Afghan asylum seekers who arrived in the UK two years ago are struggling to find somewhere to live.
Rejections from private landlords have left many frustrated and uncertain about their future.
Matt Simmons, founder of housing aid group Bridge to Unity and a former RAF veteran, said many Afghans receive “knock-back after knock-back” in their search for somewhere to live.
Bridge to Unity was established after the Taliban's takeover of Afghanistan in August 2021.
Mr Simmons, 42, said: “Even arranging a viewing is a major hurdle,” revealing he sometimes makes up to 30 calls daily to inquire about accommodation, only to arrange one or two viewings.
Figures showed approximately 8,000 Afghans are still in hotels almost two years since arriving in the UK.
Updated figures are expected to be released this month.
The UK government had planned for the hotels to serve as so-called bridging accommodation, with the intention of evicting asylum seekers by the end of this month.
Last week, the Local Government Association said in some parts of England, up to 20 per cent of Afghans, having been evicted from hotels, had approached local councils with claims of homelessness.
Mr Simmons, who served three tours of duty in Afghanistan, expressed concern for the Afghan community over the deadline.
“There’s a significant level of worry. They often wonder, 'Why are landlords being so unyielding?' It's challenging to provide them with comforting answers,” he said.
“We hadn’t really anticipated how tough it would be.”
He, along with a coalition of charities, had approached estate agents and landlords in search of homes.

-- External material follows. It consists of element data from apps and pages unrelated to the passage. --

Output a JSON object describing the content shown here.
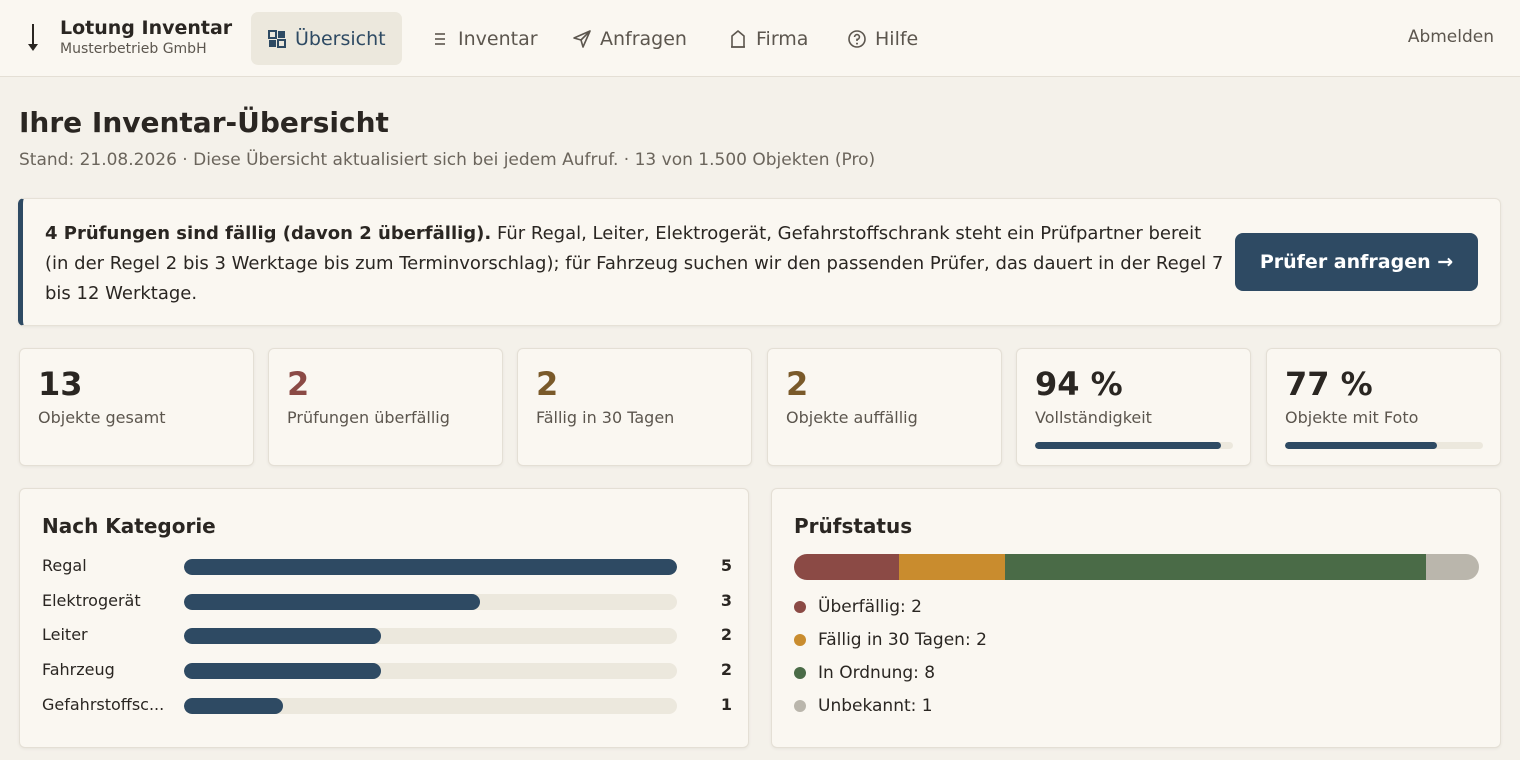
{
  "brand": {
    "title": "Lotung Inventar",
    "subtitle": "Musterbetrieb GmbH"
  },
  "nav": [
    {
      "label": "Übersicht",
      "icon": "grid-icon",
      "active": true
    },
    {
      "label": "Inventar",
      "icon": "list-icon",
      "active": false
    },
    {
      "label": "Anfragen",
      "icon": "send-icon",
      "active": false
    },
    {
      "label": "Firma",
      "icon": "building-icon",
      "active": false
    },
    {
      "label": "Hilfe",
      "icon": "help-icon",
      "active": false
    }
  ],
  "logout_label": "Abmelden",
  "page": {
    "title": "Ihre Inventar-Übersicht",
    "subtitle": "Stand: 21.08.2026 · Diese Übersicht aktualisiert sich bei jedem Aufruf. · 13 von 1.500 Objekten (Pro)"
  },
  "alert": {
    "strong": "4 Prüfungen sind fällig (davon 2 überfällig).",
    "text": " Für Regal, Leiter, Elektrogerät, Gefahrstoffschrank steht ein Prüfpartner bereit (in der Regel 2 bis 3 Werktage bis zum Terminvorschlag); für Fahrzeug suchen wir den passenden Prüfer, das dauert in der Regel 7 bis 12 Werktage.",
    "button": "Prüfer anfragen →"
  },
  "stats": [
    {
      "value": "13",
      "label": "Objekte gesamt",
      "color": "#2a2622"
    },
    {
      "value": "2",
      "label": "Prüfungen überfällig",
      "color": "#8b4a45"
    },
    {
      "value": "2",
      "label": "Fällig in 30 Tagen",
      "color": "#7a5a2a"
    },
    {
      "value": "2",
      "label": "Objekte auffällig",
      "color": "#7a5a2a"
    },
    {
      "value": "94 %",
      "label": "Vollständigkeit",
      "color": "#2a2622",
      "progress": 0.94
    },
    {
      "value": "77 %",
      "label": "Objekte mit Foto",
      "color": "#2a2622",
      "progress": 0.77
    }
  ],
  "category_panel": {
    "title": "Nach Kategorie",
    "max": 5,
    "items": [
      {
        "label": "Regal",
        "count": 5
      },
      {
        "label": "Elektrogerät",
        "count": 3
      },
      {
        "label": "Leiter",
        "count": 2
      },
      {
        "label": "Fahrzeug",
        "count": 2
      },
      {
        "label": "Gefahrstoffsc...",
        "count": 1
      }
    ]
  },
  "status_panel": {
    "title": "Prüfstatus",
    "total": 13,
    "items": [
      {
        "label": "Überfällig: 2",
        "count": 2,
        "color": "#8b4a45"
      },
      {
        "label": "Fällig in 30 Tagen: 2",
        "count": 2,
        "color": "#c98c2e"
      },
      {
        "label": "In Ordnung: 8",
        "count": 8,
        "color": "#4a6b47"
      },
      {
        "label": "Unbekannt: 1",
        "count": 1,
        "color": "#bab6ac"
      }
    ]
  },
  "colors": {
    "accent": "#2e4a63",
    "background": "#f4f1ea",
    "card": "#faf7f1"
  }
}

However, a general shortage in supply and a reluctance from landlords and agents have compounded the problem, he said.
Mr Simmons highlighted a shift in demeanour from landlords or agents when they learnt he was inquiring on behalf of an Afghan staying in a hotel.
He said Afghans who helped the British during the conflict in Afghanistan were deserving of support in the UK.
The government has extended financial assistance, but Mr Simmons suggests there was a need for more aid.
He highlighted a disparity in the speed of housing Afghans based on their English proficiency.
Those fluent in the language could integrate faster into the housing and job markets, while those with limited English skills struggled.
Ben Beadle, chief of the National Residential Landlords Association, denounced any forms of racial discrimination: “Refugees, like all renters, are battling a supply crisis in the rental market.”
The NRLA blamed “tax policies aimed at limiting the number of homes available for rent” and urged the government to re-evaluate these strategies. It said frozen housing benefit rates as another hurdle for Afghan people.
The government said it was committed to helping the refugees through the Find Your Own Accommodation scheme, which has been supplemented with £285 million.